107. “You ask, what is our aim ? I can answer in one word : Victory.” Churchill asks a question and then goes on to answer it. Such a question is
(1) a prompt
108. A fellow traveller at the airport has just finished reading the newspaper and you want him/her to pass it to you. Choose how you will make the request.
(1) Pass me the paper.
(2) Pass mc the paper, please.
(3) Can you pass me the paper?
(4) Could you possibly pass mc the newspaper?
109. Read this exchange.
Teacher: Do you like to read a story book instead?
Student : Yes.
Teacher : Yes, please.
here the teacher
(1) confirms the student’s request
(2) offers an alternative language activity

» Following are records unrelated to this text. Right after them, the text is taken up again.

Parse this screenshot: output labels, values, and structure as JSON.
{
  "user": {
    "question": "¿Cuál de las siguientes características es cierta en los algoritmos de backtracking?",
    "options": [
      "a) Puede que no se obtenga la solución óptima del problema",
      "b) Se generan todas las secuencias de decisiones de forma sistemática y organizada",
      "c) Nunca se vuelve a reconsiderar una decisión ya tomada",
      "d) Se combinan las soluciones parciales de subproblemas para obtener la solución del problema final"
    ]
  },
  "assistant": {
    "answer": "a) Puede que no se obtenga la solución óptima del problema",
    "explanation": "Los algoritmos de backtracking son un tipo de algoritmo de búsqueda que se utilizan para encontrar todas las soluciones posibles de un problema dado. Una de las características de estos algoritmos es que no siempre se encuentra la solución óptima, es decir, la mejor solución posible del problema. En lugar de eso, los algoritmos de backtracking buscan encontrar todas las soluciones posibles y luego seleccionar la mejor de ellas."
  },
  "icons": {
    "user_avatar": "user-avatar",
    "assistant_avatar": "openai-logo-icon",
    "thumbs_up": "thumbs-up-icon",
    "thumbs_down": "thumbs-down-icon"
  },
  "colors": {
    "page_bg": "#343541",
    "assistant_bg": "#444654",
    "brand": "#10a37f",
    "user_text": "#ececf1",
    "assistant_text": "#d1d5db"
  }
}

(3) relates language function with politeness
(4) makes a polite suggestion to start reading
110. Which is a function word?
111. Strut, stride and trudge arc words that describe a manner of
112. The documents have been downloaded by the students.
The students have downloaded the documents.
The two given statements can be differentiated by drawing students’ attention to the
(1) use of’by’ in the passive form
(2) differences in the arrangement of words
(3) roles of the subject and object in both sentences
(4) change in the verb forms
113. Which pair constitutes types of ‘cognitive style’?
(1) Individual/team work
(2) Project oriented/paper-pencil activity
(3) Grammatical accuracy/fluency
(4) Field dependence/field independence
114. The process of word formation consists of
(1) compounding and conversion
(2) conversion and meaning
(3) spelling and compounding
(4) using synonyms or euphemisms
115. When reading, to ‘decode’ means to
(1) make notes
(2) read superficially for the general meaning
(3) recognize words to understand their meanings
(4) replace long words with symbols
116. Speaker 1 : Where are you from?
Speaker 2 : Kashmir.
During the assessment of students’ speaking- listening skills, mark/s would be deducted during this exchange for
(1) the first speaker
(2) the second speaker
117. While writing, one of the cohesive devices used is
118. If the piece of writing is brief, complete, in the third person, without digressions and emotional overtones and logically arranged, it is a
(1) classified advertisement
(4) newspaper article
119. Use of the medium of motion pictures offers a/an __________ experience for the student.
120. According to the recommendations of NCF 2005, technology could be integrated
(1) with the larger goals and processes of educational programmes
(2) with revisions to meet current developmental policies of the Central Government
(3) as an add-on to the main educational goals
(4) used only judiciously subject to the economic and social goals of a community